Entries from a dataset of interfaces

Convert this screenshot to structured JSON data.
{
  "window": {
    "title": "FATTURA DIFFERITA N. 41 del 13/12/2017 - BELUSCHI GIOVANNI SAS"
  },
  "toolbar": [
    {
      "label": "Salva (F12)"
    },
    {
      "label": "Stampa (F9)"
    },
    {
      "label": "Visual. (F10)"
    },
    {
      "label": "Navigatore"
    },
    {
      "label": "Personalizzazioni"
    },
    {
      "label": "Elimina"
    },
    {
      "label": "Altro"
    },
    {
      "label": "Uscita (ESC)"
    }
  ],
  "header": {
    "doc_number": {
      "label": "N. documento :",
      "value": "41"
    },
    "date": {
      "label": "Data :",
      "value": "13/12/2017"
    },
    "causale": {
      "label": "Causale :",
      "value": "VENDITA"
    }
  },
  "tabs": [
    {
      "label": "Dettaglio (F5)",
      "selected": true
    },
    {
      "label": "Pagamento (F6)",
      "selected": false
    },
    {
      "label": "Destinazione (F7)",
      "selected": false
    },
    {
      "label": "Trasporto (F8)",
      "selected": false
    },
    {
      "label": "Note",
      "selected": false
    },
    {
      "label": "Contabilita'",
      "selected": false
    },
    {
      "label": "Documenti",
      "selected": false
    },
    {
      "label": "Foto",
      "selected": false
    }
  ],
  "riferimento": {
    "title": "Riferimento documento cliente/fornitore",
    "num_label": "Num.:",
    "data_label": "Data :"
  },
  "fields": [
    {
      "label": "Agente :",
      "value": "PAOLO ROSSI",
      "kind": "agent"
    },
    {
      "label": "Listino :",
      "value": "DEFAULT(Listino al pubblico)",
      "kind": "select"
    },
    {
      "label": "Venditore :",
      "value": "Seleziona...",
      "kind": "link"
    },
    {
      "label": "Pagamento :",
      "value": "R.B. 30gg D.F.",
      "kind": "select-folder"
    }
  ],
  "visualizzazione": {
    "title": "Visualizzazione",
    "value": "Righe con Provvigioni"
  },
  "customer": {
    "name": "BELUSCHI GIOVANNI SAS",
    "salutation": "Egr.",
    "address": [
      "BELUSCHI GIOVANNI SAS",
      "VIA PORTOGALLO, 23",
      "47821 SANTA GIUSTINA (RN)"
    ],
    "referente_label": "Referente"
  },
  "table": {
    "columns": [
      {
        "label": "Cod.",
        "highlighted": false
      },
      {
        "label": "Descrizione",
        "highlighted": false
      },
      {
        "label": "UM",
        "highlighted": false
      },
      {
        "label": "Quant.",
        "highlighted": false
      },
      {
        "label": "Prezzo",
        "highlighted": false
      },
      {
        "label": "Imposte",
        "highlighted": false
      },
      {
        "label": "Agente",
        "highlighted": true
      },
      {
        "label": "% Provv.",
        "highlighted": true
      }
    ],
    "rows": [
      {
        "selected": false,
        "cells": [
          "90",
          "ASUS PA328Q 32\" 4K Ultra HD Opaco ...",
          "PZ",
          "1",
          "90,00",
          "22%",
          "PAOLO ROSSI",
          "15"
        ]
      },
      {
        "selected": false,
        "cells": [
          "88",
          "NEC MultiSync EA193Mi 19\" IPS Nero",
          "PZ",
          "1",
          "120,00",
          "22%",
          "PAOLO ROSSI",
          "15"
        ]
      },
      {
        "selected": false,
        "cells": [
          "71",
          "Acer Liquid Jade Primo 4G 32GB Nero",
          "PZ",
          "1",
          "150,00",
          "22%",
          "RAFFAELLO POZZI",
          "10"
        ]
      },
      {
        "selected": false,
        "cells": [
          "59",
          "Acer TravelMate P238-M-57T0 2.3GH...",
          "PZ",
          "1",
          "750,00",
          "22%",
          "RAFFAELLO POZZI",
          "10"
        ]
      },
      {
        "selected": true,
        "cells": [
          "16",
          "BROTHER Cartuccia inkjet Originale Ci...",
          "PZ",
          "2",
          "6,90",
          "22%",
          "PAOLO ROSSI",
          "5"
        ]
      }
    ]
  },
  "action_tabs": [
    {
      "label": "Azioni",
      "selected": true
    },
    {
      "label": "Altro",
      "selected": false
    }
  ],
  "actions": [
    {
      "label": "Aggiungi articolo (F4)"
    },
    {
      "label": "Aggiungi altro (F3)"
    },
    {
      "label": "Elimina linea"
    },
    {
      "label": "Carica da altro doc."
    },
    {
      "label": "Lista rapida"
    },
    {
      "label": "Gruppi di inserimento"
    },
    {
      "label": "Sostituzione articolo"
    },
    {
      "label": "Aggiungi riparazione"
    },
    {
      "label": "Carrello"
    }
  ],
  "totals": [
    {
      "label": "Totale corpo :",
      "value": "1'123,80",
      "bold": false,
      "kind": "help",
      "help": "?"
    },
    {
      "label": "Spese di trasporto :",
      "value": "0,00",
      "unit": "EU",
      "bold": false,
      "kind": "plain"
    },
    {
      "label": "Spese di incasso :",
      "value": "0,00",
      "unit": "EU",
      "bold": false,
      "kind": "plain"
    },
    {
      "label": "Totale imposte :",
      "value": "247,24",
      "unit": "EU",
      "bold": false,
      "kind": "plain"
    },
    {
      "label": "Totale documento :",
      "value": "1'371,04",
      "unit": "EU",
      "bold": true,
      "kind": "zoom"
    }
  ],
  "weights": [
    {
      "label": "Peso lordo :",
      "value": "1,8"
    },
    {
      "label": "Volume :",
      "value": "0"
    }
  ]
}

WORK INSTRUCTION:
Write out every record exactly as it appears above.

RESULT:
Convert this screenshot to structured JSON data.
{
  "window": {
    "title": "FATTURA DIFFERITA N. 41 del 13/12/2017 - BELUSCHI GIOVANNI SAS"
  },
  "toolbar": [
    {
      "label": "Salva (F12)"
    },
    {
      "label": "Stampa (F9)"
    },
    {
      "label": "Visual. (F10)"
    },
    {
      "label": "Navigatore"
    },
    {
      "label": "Personalizzazioni"
    },
    {
      "label": "Elimina"
    },
    {
      "label": "Altro"
    },
    {
      "label": "Uscita (ESC)"
    }
  ],
  "header": {
    "doc_number": {
      "label": "N. documento :",
      "value": "41"
    },
    "date": {
      "label": "Data :",
      "value": "13/12/2017"
    },
    "causale": {
      "label": "Causale :",
      "value": "VENDITA"
    }
  },
  "tabs": [
    {
      "label": "Dettaglio (F5)",
      "selected": true
    },
    {
      "label": "Pagamento (F6)",
      "selected": false
    },
    {
      "label": "Destinazione (F7)",
      "selected": false
    },
    {
      "label": "Trasporto (F8)",
      "selected": false
    },
    {
      "label": "Note",
      "selected": false
    },
    {
      "label": "Contabilita'",
      "selected": false
    },
    {
      "label": "Documenti",
      "selected": false
    },
    {
      "label": "Foto",
      "selected": false
    }
  ],
  "riferimento": {
    "title": "Riferimento documento cliente/fornitore",
    "num_label": "Num.:",
    "data_label": "Data :"
  },
  "fields": [
    {
      "label": "Agente :",
      "value": "PAOLO ROSSI",
      "kind": "agent"
    },
    {
      "label": "Listino :",
      "value": "DEFAULT(Listino al pubblico)",
      "kind": "select"
    },
    {
      "label": "Venditore :",
      "value": "Seleziona...",
      "kind": "link"
    },
    {
      "label": "Pagamento :",
      "value": "R.B. 30gg D.F.",
      "kind": "select-folder"
    }
  ],
  "visualizzazione": {
    "title": "Visualizzazione",
    "value": "Righe con Provvigioni"
  },
  "customer": {
    "name": "BELUSCHI GIOVANNI SAS",
    "salutation": "Egr.",
    "address": [
      "BELUSCHI GIOVANNI SAS",
      "VIA PORTOGALLO, 23",
      "47821 SANTA GIUSTINA (RN)"
    ],
    "referente_label": "Referente"
  },
  "table": {
    "columns": [
      {
        "label": "Cod.",
        "highlighted": false
      },
      {
        "label": "Descrizione",
        "highlighted": false
      },
      {
        "label": "UM",
        "highlighted": false
      },
      {
        "label": "Quant.",
        "highlighted": false
      },
      {
        "label": "Prezzo",
        "highlighted": false
      },
      {
        "label": "Imposte",
        "highlighted": false
      },
      {
        "label": "Agente",
        "highlighted": true
      },
      {
        "label": "% Provv.",
        "highlighted": true
      }
    ],
    "rows": [
      {
        "selected": false,
        "cells": [
          "90",
          "ASUS PA328Q 32\" 4K Ultra HD Opaco ...",
          "PZ",
          "1",
          "90,00",
          "22%",
          "PAOLO ROSSI",
          "15"
        ]
      },
      {
        "selected": false,
        "cells": [
          "88",
          "NEC MultiSync EA193Mi 19\" IPS Nero",
          "PZ",
          "1",
          "120,00",
          "22%",
          "PAOLO ROSSI",
          "15"
        ]
      },
      {
        "selected": false,
        "cells": [
          "71",
          "Acer Liquid Jade Primo 4G 32GB Nero",
          "PZ",
          "1",
          "150,00",
          "22%",
          "RAFFAELLO POZZI",
          "10"
        ]
      },
      {
        "selected": false,
        "cells": [
          "59",
          "Acer TravelMate P238-M-57T0 2.3GH...",
          "PZ",
          "1",
          "750,00",
          "22%",
          "RAFFAELLO POZZI",
          "10"
        ]
      },
      {
        "selected": true,
        "cells": [
          "16",
          "BROTHER Cartuccia inkjet Originale Ci...",
          "PZ",
          "2",
          "6,90",
          "22%",
          "PAOLO ROSSI",
          "5"
        ]
      }
    ]
  },
  "action_tabs": [
    {
      "label": "Azioni",
      "selected": true
    },
    {
      "label": "Altro",
      "selected": false
    }
  ],
  "actions": [
    {
      "label": "Aggiungi articolo (F4)"
    },
    {
      "label": "Aggiungi altro (F3)"
    },
    {
      "label": "Elimina linea"
    },
    {
      "label": "Carica da altro doc."
    },
    {
      "label": "Lista rapida"
    },
    {
      "label": "Gruppi di inserimento"
    },
    {
      "label": "Sostituzione articolo"
    },
    {
      "label": "Aggiungi riparazione"
    },
    {
      "label": "Carrello"
    }
  ],
  "totals": [
    {
      "label": "Totale corpo :",
      "value": "1'123,80",
      "bold": false,
      "kind": "help",
      "help": "?"
    },
    {
      "label": "Spese di trasporto :",
      "value": "0,00",
      "unit": "EU",
      "bold": false,
      "kind": "plain"
    },
    {
      "label": "Spese di incasso :",
      "value": "0,00",
      "unit": "EU",
      "bold": false,
      "kind": "plain"
    },
    {
      "label": "Totale imposte :",
      "value": "247,24",
      "unit": "EU",
      "bold": false,
      "kind": "plain"
    },
    {
      "label": "Totale documento :",
      "value": "1'371,04",
      "unit": "EU",
      "bold": true,
      "kind": "zoom"
    }
  ],
  "weights": [
    {
      "label": "Peso lordo :",
      "value": "1,8"
    },
    {
      "label": "Volume :",
      "value": "0"
    }
  ]
}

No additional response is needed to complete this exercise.